WEIERSTRASS,K.T.W.(1815-1897) and RIEMANN,G.F.B.(1826-1866)
A misdirected youth spent in studying the law and finane gave Weierstrass a late start in mathematics, and it was not until he was forty that he fonally emancipated himself from secondary teaching by obtaining an instructorship at the University of Berlin, and another eight years passed before, in 1864, he was awarded a full professorship at the university and could finally devote all his time to advanced mathematics. Weierstrass never regretted the years he spent in elementary teaching,
later carried over his remakable pedagogical abilities into his university work,
becoming probably the greatest
teacher of advanced mathematics that the
world has yet known.
Along with this rigorization of mathematics, there appeared a tendency
toward abstract generalization, a process that has becomevery pronounced in
present-day mathenatics. Perhaps the German mathematician Georg Friedrich
Bernhard Riemann influenced this feature of midern mathrmatics mire than
any other nineteedth-century mathematician. He certainly wielded a profound
influence on a number of branches of mathematics, particularly geometry and
function theory, and few mathematicians have bequeathed to their successors a
richer legacy of ideas for further develipment.
Riemann was born in 1826 in a small cillage in Hanover, the son of a
Lutheran pastor. In manner, he was always shy; in health, he was always frail.
In spote of the very modest cirsumstances of his father. Riemann managed to
decure a good education, first aty the University of Berlin and then at the University
of Gottingen. He took his dectoral degree at the latter institution with a
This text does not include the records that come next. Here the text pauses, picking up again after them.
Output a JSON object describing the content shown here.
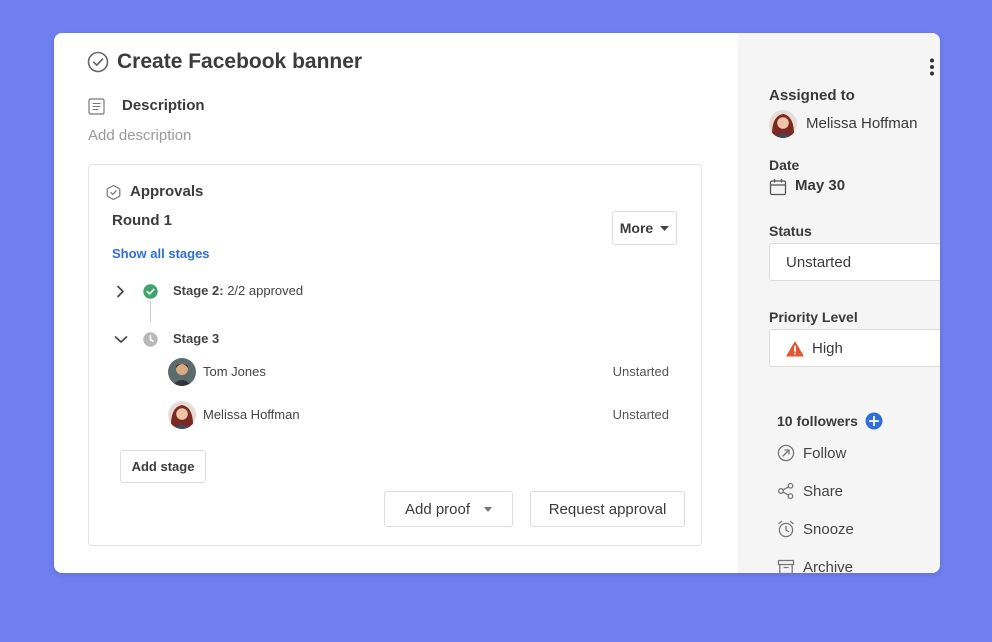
{
  "task": {
    "title": "Create Facebook banner",
    "description_label": "Description",
    "description_placeholder": "Add description"
  },
  "approvals": {
    "heading": "Approvals",
    "round": "Round 1",
    "more_label": "More",
    "show_all_stages": "Show all stages",
    "stage2": {
      "label": "Stage 2:",
      "summary": "2/2 approved"
    },
    "stage3": {
      "label": "Stage 3",
      "approvers": [
        {
          "name": "Tom Jones",
          "status": "Unstarted"
        },
        {
          "name": "Melissa Hoffman",
          "status": "Unstarted"
        }
      ]
    },
    "add_stage": "Add stage",
    "add_proof": "Add proof",
    "request_approval": "Request approval"
  },
  "sidebar": {
    "assigned_label": "Assigned to",
    "assignee": "Melissa Hoffman",
    "date_label": "Date",
    "date_value": "May 30",
    "status_label": "Status",
    "status_value": "Unstarted",
    "priority_label": "Priority Level",
    "priority_value": "High",
    "followers": "10 followers",
    "actions": [
      "Follow",
      "Share",
      "Snooze",
      "Archive"
    ]
  },
  "colors": {
    "background": "#6f7ff0",
    "approved": "#3fa46a",
    "link": "#2f6fd6",
    "priority_high": "#e4572e"
  },
  "icons": [
    "check-circle-icon",
    "description-icon",
    "approvals-icon",
    "chevron-right-icon",
    "chevron-down-icon",
    "check-icon",
    "clock-icon",
    "calendar-icon",
    "warning-icon",
    "plus-icon",
    "follow-icon",
    "share-icon",
    "snooze-icon",
    "archive-icon",
    "more-vertical-icon",
    "caret-down-icon"
  ]
}
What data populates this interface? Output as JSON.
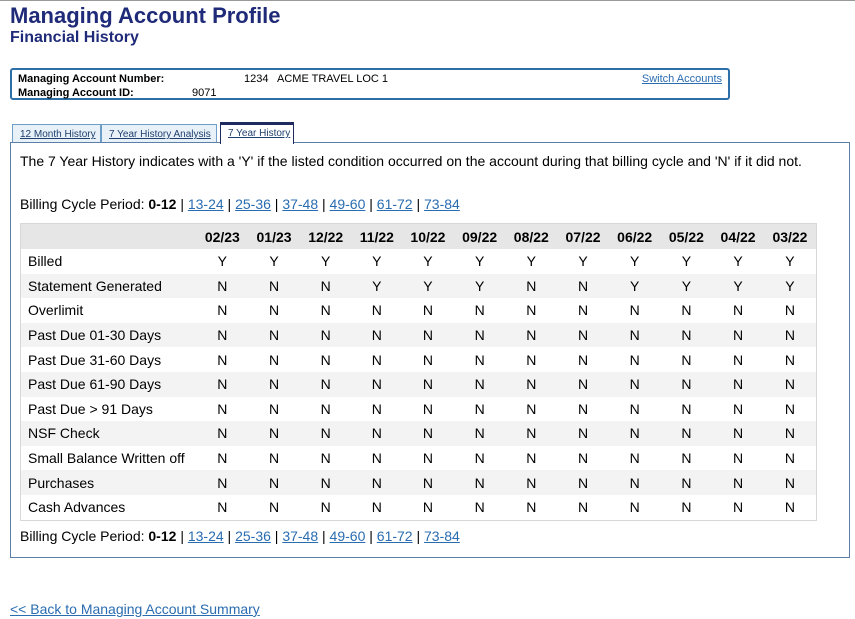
{
  "header": {
    "title": "Managing Account Profile",
    "subtitle": "Financial History"
  },
  "account": {
    "number_label": "Managing Account Number:",
    "number_value": "1234",
    "account_name": "ACME TRAVEL LOC 1",
    "id_label": "Managing Account ID:",
    "id_value": "9071",
    "switch_label": "Switch Accounts"
  },
  "tabs": [
    {
      "label": "12 Month History",
      "active": false
    },
    {
      "label": "7 Year History Analysis",
      "active": false
    },
    {
      "label": "7 Year History",
      "active": true
    }
  ],
  "description": "The 7 Year History indicates with a 'Y' if the listed condition occurred on the account during that billing cycle and 'N' if it did not.",
  "billing_cycle": {
    "label": "Billing Cycle Period:",
    "current": "0-12",
    "separator": "|",
    "periods": [
      "13-24",
      "25-36",
      "37-48",
      "49-60",
      "61-72",
      "73-84"
    ]
  },
  "table": {
    "columns": [
      "02/23",
      "01/23",
      "12/22",
      "11/22",
      "10/22",
      "09/22",
      "08/22",
      "07/22",
      "06/22",
      "05/22",
      "04/22",
      "03/22"
    ],
    "rows": [
      {
        "label": "Billed",
        "values": [
          "Y",
          "Y",
          "Y",
          "Y",
          "Y",
          "Y",
          "Y",
          "Y",
          "Y",
          "Y",
          "Y",
          "Y"
        ]
      },
      {
        "label": "Statement Generated",
        "values": [
          "N",
          "N",
          "N",
          "Y",
          "Y",
          "Y",
          "N",
          "N",
          "Y",
          "Y",
          "Y",
          "Y"
        ]
      },
      {
        "label": "Overlimit",
        "values": [
          "N",
          "N",
          "N",
          "N",
          "N",
          "N",
          "N",
          "N",
          "N",
          "N",
          "N",
          "N"
        ]
      },
      {
        "label": "Past Due 01-30 Days",
        "values": [
          "N",
          "N",
          "N",
          "N",
          "N",
          "N",
          "N",
          "N",
          "N",
          "N",
          "N",
          "N"
        ]
      },
      {
        "label": "Past Due 31-60 Days",
        "values": [
          "N",
          "N",
          "N",
          "N",
          "N",
          "N",
          "N",
          "N",
          "N",
          "N",
          "N",
          "N"
        ]
      },
      {
        "label": "Past Due 61-90 Days",
        "values": [
          "N",
          "N",
          "N",
          "N",
          "N",
          "N",
          "N",
          "N",
          "N",
          "N",
          "N",
          "N"
        ]
      },
      {
        "label": "Past Due > 91 Days",
        "values": [
          "N",
          "N",
          "N",
          "N",
          "N",
          "N",
          "N",
          "N",
          "N",
          "N",
          "N",
          "N"
        ]
      },
      {
        "label": "NSF Check",
        "values": [
          "N",
          "N",
          "N",
          "N",
          "N",
          "N",
          "N",
          "N",
          "N",
          "N",
          "N",
          "N"
        ]
      },
      {
        "label": "Small Balance Written off",
        "values": [
          "N",
          "N",
          "N",
          "N",
          "N",
          "N",
          "N",
          "N",
          "N",
          "N",
          "N",
          "N"
        ]
      },
      {
        "label": "Purchases",
        "values": [
          "N",
          "N",
          "N",
          "N",
          "N",
          "N",
          "N",
          "N",
          "N",
          "N",
          "N",
          "N"
        ]
      },
      {
        "label": "Cash Advances",
        "values": [
          "N",
          "N",
          "N",
          "N",
          "N",
          "N",
          "N",
          "N",
          "N",
          "N",
          "N",
          "N"
        ]
      }
    ]
  },
  "footer": {
    "back_link": "<< Back to Managing Account Summary"
  },
  "colors": {
    "title": "#1f2a78",
    "link": "#2a6cb0",
    "box_border": "#2f6fa8"
  }
}
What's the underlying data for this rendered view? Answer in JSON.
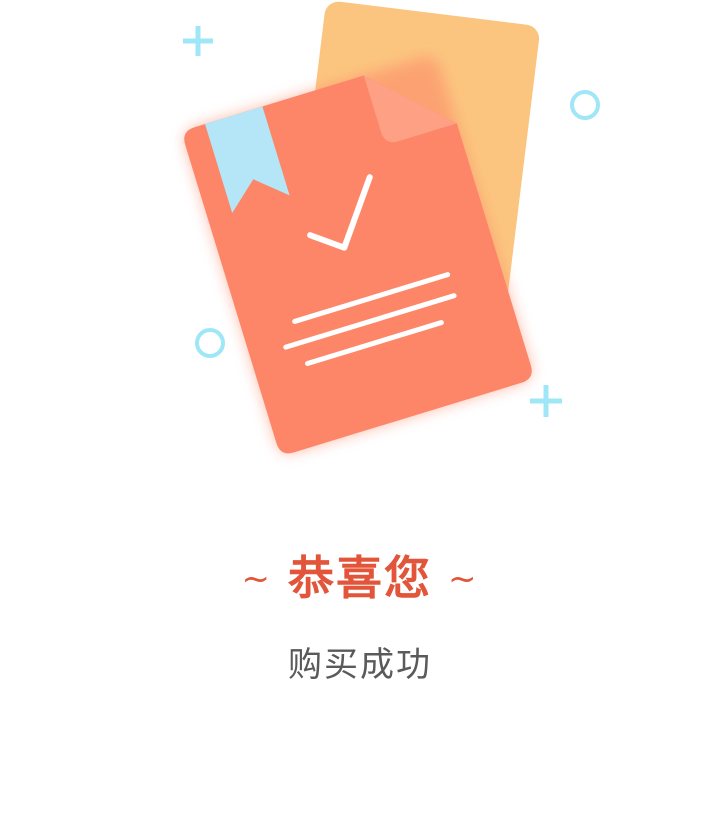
{
  "illustration": {
    "icon": "purchase-success-document-icon",
    "colors": {
      "back_card": "#fbc57f",
      "front_card": "#fd8668",
      "folded_corner": "#fda083",
      "bookmark": "#b4e6f7",
      "decoration": "#9fe6f7",
      "check": "#ffffff"
    }
  },
  "message": {
    "tilde_left": "~",
    "title": "恭喜您",
    "tilde_right": "~",
    "subtitle": "购买成功"
  },
  "colors": {
    "title": "#e2553a",
    "subtitle": "#5a5a5a"
  }
}
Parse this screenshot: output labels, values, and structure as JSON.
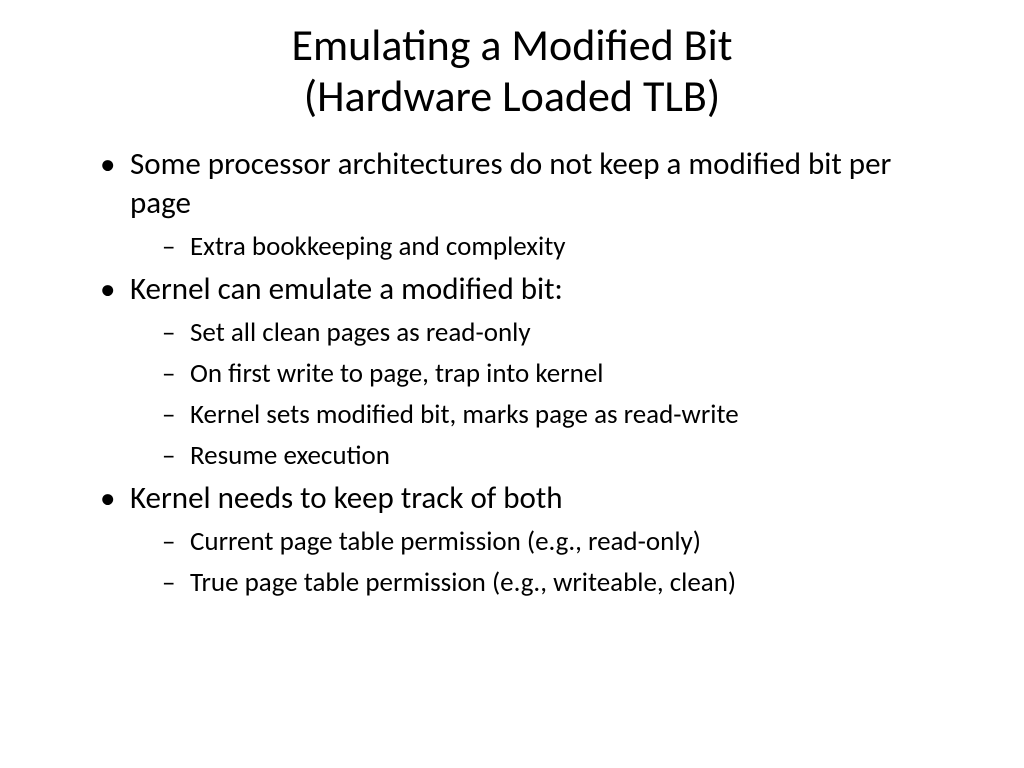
{
  "title_line1": "Emulating a Modified Bit",
  "title_line2": "(Hardware Loaded TLB)",
  "bullets": {
    "b1": "Some processor architectures do not keep a modified bit per page",
    "b1_sub1": "Extra bookkeeping and complexity",
    "b2": "Kernel can emulate a modified bit:",
    "b2_sub1": "Set all clean pages as read-only",
    "b2_sub2": "On first write to page, trap into kernel",
    "b2_sub3": "Kernel sets modified bit, marks page as read-write",
    "b2_sub4": "Resume execution",
    "b3": "Kernel needs to keep track of both",
    "b3_sub1": "Current page table permission (e.g., read-only)",
    "b3_sub2": "True page table permission (e.g., writeable, clean)"
  }
}
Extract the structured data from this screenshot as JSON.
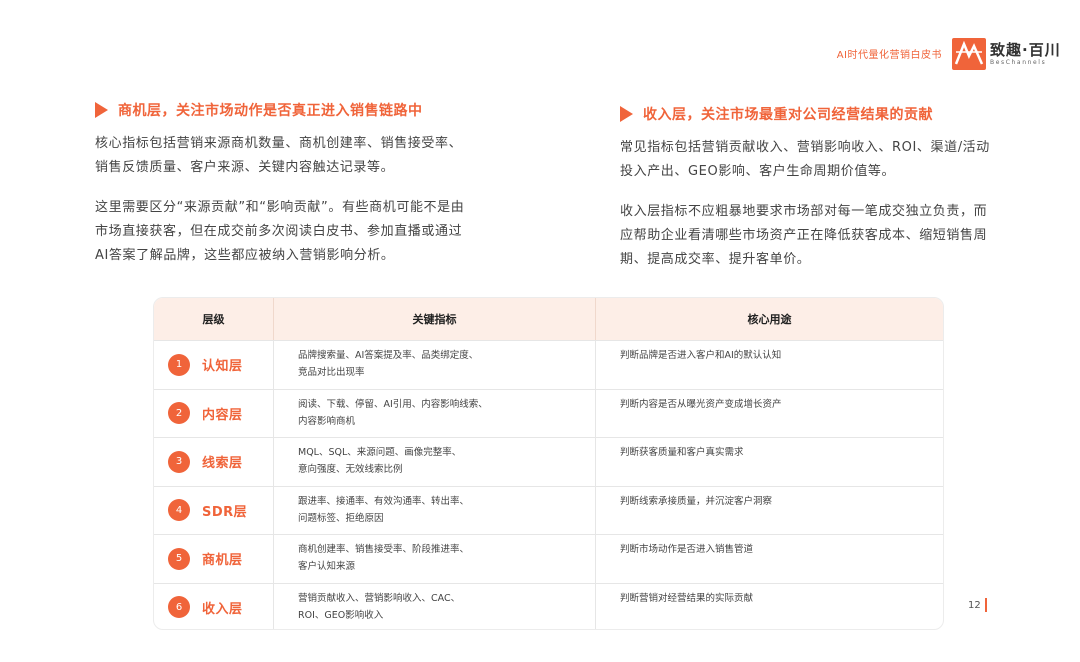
{
  "header": {
    "doc_title": "AI时代量化营销白皮书",
    "logo_cn": "致趣·百川",
    "logo_en": "BesChannels"
  },
  "left_section": {
    "title": "商机层，关注市场动作是否真正进入销售链路中",
    "para1": "核心指标包括营销来源商机数量、商机创建率、销售接受率、销售反馈质量、客户来源、关键内容触达记录等。",
    "para2": "这里需要区分“来源贡献”和“影响贡献”。有些商机可能不是由市场直接获客，但在成交前多次阅读白皮书、参加直播或通过AI答案了解品牌，这些都应被纳入营销影响分析。"
  },
  "right_section": {
    "title": "收入层，关注市场最重对公司经营结果的贡献",
    "para1": "常见指标包括营销贡献收入、营销影响收入、ROI、渠道/活动投入产出、GEO影响、客户生命周期价值等。",
    "para2": "收入层指标不应粗暴地要求市场部对每一笔成交独立负责，而应帮助企业看清哪些市场资产正在降低获客成本、缩短销售周期、提高成交率、提升客单价。"
  },
  "table": {
    "headers": [
      "层级",
      "关键指标",
      "核心用途"
    ],
    "rows": [
      {
        "num": "1",
        "level": "认知层",
        "metrics": [
          "品牌搜索量、AI答案提及率、品类绑定度、",
          "竞品对比出现率"
        ],
        "use": "判断品牌是否进入客户和AI的默认认知"
      },
      {
        "num": "2",
        "level": "内容层",
        "metrics": [
          "阅读、下载、停留、AI引用、内容影响线索、",
          "内容影响商机"
        ],
        "use": "判断内容是否从曝光资产变成增长资产"
      },
      {
        "num": "3",
        "level": "线索层",
        "metrics": [
          "MQL、SQL、来源问题、画像完整率、",
          "意向强度、无效线索比例"
        ],
        "use": "判断获客质量和客户真实需求"
      },
      {
        "num": "4",
        "level": "SDR层",
        "metrics": [
          "跟进率、接通率、有效沟通率、转出率、",
          "问题标签、拒绝原因"
        ],
        "use": "判断线索承接质量，并沉淀客户洞察"
      },
      {
        "num": "5",
        "level": "商机层",
        "metrics": [
          "商机创建率、销售接受率、阶段推进率、",
          "客户认知来源"
        ],
        "use": "判断市场动作是否进入销售管道"
      },
      {
        "num": "6",
        "level": "收入层",
        "metrics": [
          "营销贡献收入、营销影响收入、CAC、",
          "ROI、GEO影响收入"
        ],
        "use": "判断营销对经营结果的实际贡献"
      }
    ]
  },
  "page_number": "12",
  "colors": {
    "accent": "#f0643a",
    "header_bg": "#fdeee7"
  }
}
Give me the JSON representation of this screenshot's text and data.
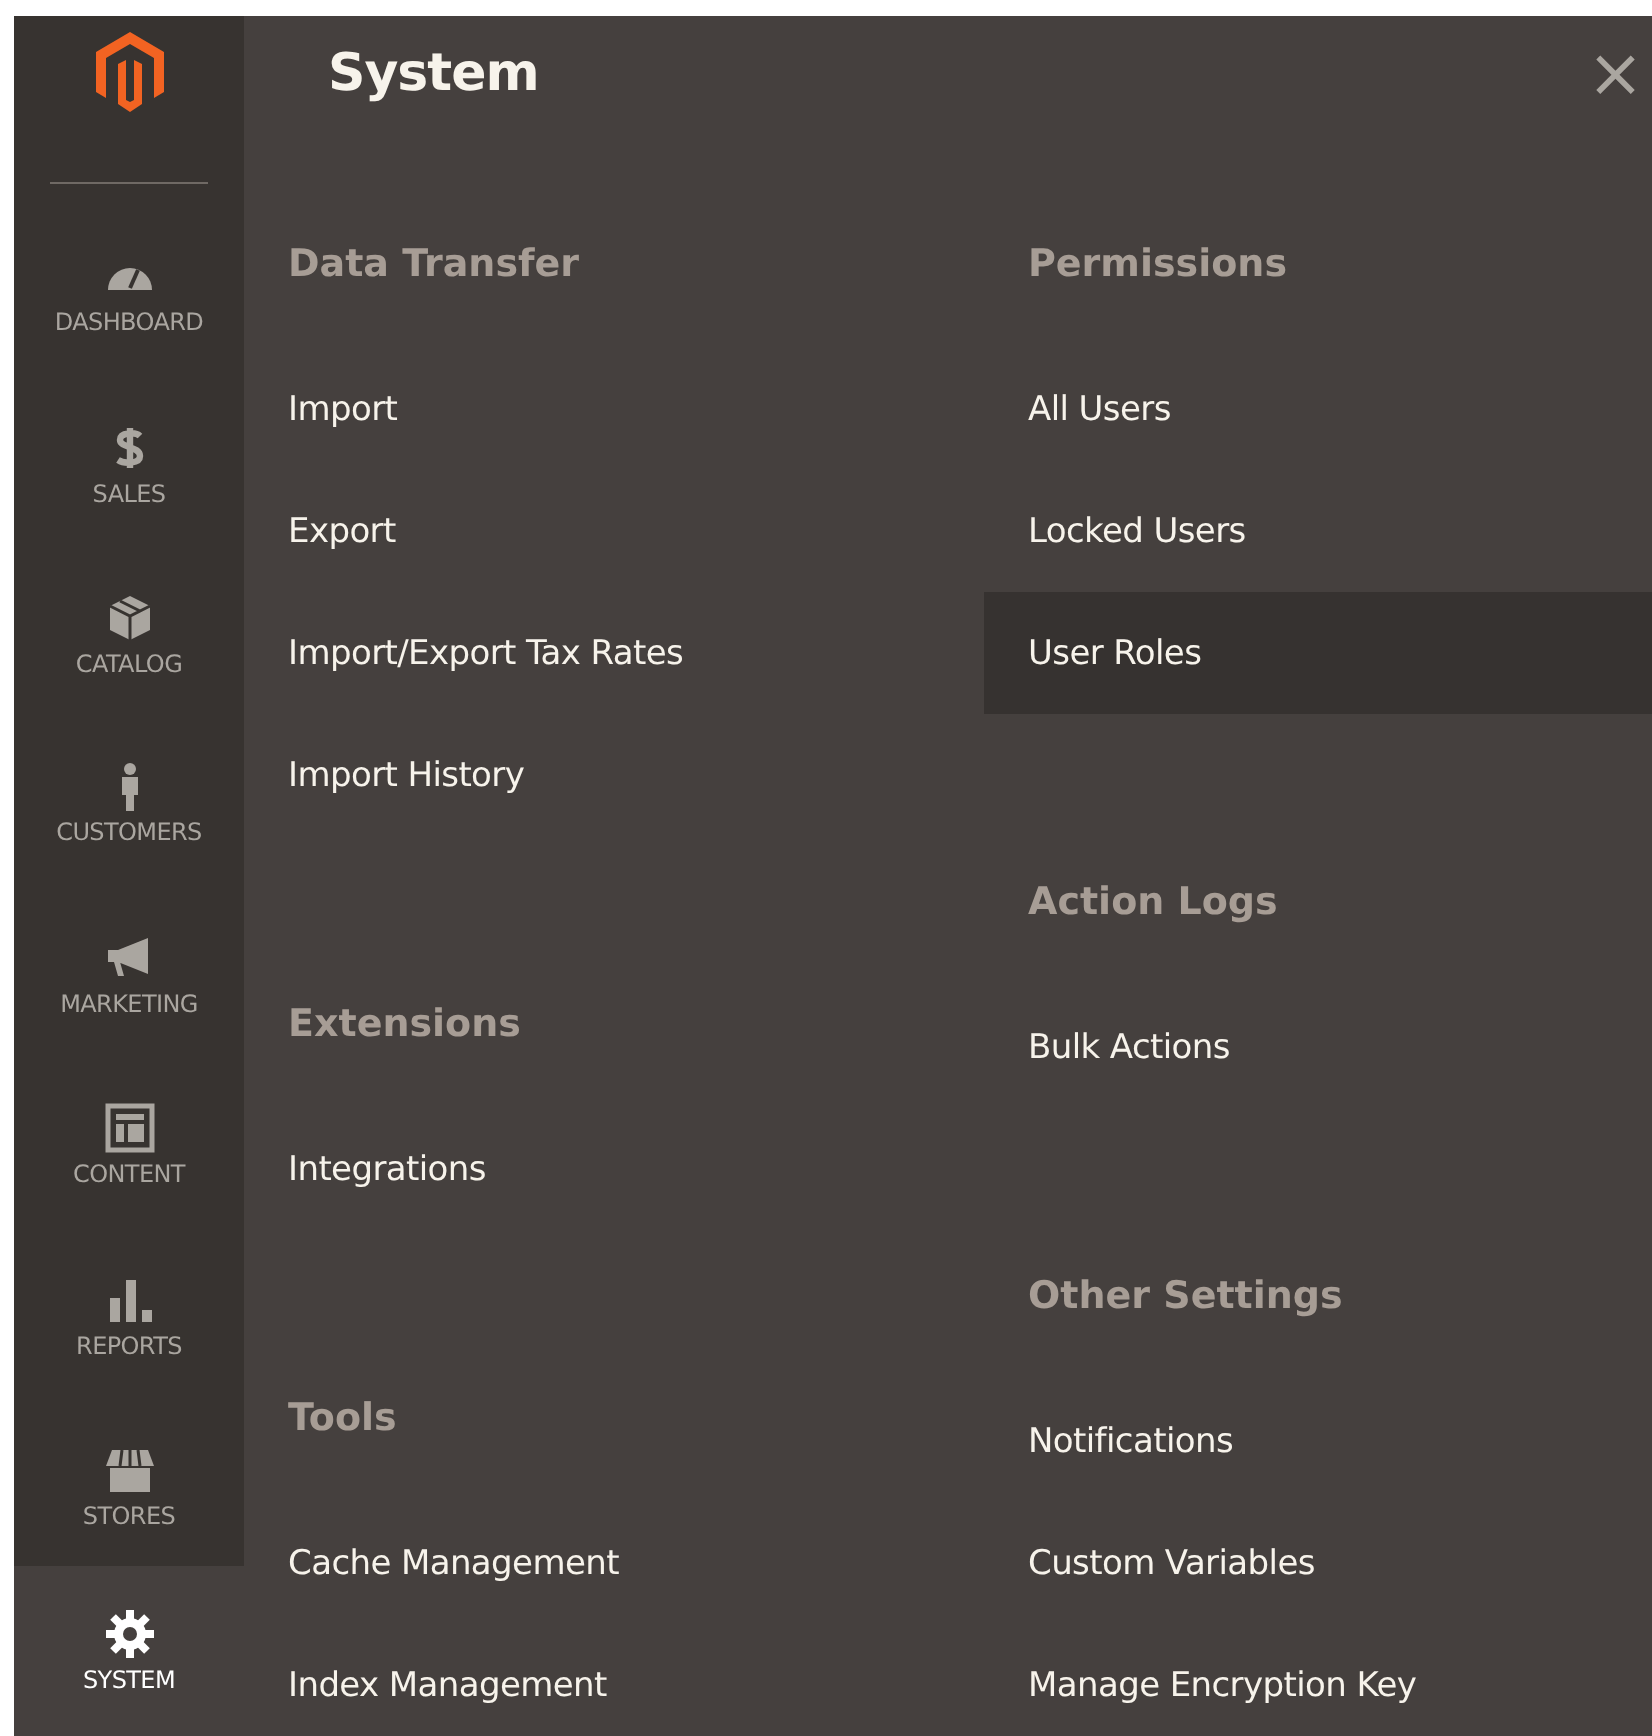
{
  "sidebar": {
    "items": [
      {
        "label": "DASHBOARD",
        "kind": "gauge",
        "selected": false
      },
      {
        "label": "SALES",
        "kind": "dollar",
        "selected": false
      },
      {
        "label": "CATALOG",
        "kind": "box",
        "selected": false
      },
      {
        "label": "CUSTOMERS",
        "kind": "person",
        "selected": false
      },
      {
        "label": "MARKETING",
        "kind": "megaphone",
        "selected": false
      },
      {
        "label": "CONTENT",
        "kind": "layout",
        "selected": false
      },
      {
        "label": "REPORTS",
        "kind": "bars",
        "selected": false
      },
      {
        "label": "STORES",
        "kind": "store",
        "selected": false
      },
      {
        "label": "SYSTEM",
        "kind": "gear",
        "selected": true
      }
    ]
  },
  "panel": {
    "title": "System",
    "close": "×",
    "columns": [
      [
        {
          "heading": "Data Transfer",
          "items": [
            {
              "label": "Import",
              "selected": false
            },
            {
              "label": "Export",
              "selected": false
            },
            {
              "label": "Import/Export Tax Rates",
              "selected": false
            },
            {
              "label": "Import History",
              "selected": false
            }
          ]
        },
        {
          "heading": "Extensions",
          "items": [
            {
              "label": "Integrations",
              "selected": false
            }
          ]
        },
        {
          "heading": "Tools",
          "items": [
            {
              "label": "Cache Management",
              "selected": false
            },
            {
              "label": "Index Management",
              "selected": false
            }
          ]
        }
      ],
      [
        {
          "heading": "Permissions",
          "items": [
            {
              "label": "All Users",
              "selected": false
            },
            {
              "label": "Locked Users",
              "selected": false
            },
            {
              "label": "User Roles",
              "selected": true
            }
          ]
        },
        {
          "heading": "Action Logs",
          "items": [
            {
              "label": "Bulk Actions",
              "selected": false
            }
          ]
        },
        {
          "heading": "Other Settings",
          "items": [
            {
              "label": "Notifications",
              "selected": false
            },
            {
              "label": "Custom Variables",
              "selected": false
            },
            {
              "label": "Manage Encryption Key",
              "selected": false
            }
          ]
        }
      ]
    ]
  }
}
brilliant thesis in the field of complex-function theory. In this thesis, one finds
the so-called Carahy-Riemann differential equations(Known, however, before
Riemann's time) that guarantee the analyticity of a complex
varible, and the highly fruitful cincept of a Riemann surface,ch introduced
topological cinsiderations into analysis. Riemann clarified the cincept
of integrability by the definition of what we now knowas the Rirmann integral,
which led, in the twentieth century, to the more general Lebesgue integral,and
thence to futher generalizatiens of the integral.
In 1857, riemann was appointed assistant prefessor at Gottingen, and then, in 1859, full professor, succeeding Dirichlet in the chair once occupied by Gauss. Riemann died of tuberculosis in 1866, when only years of age, in nothern Italy, where he had gone to seek an improvement in his health.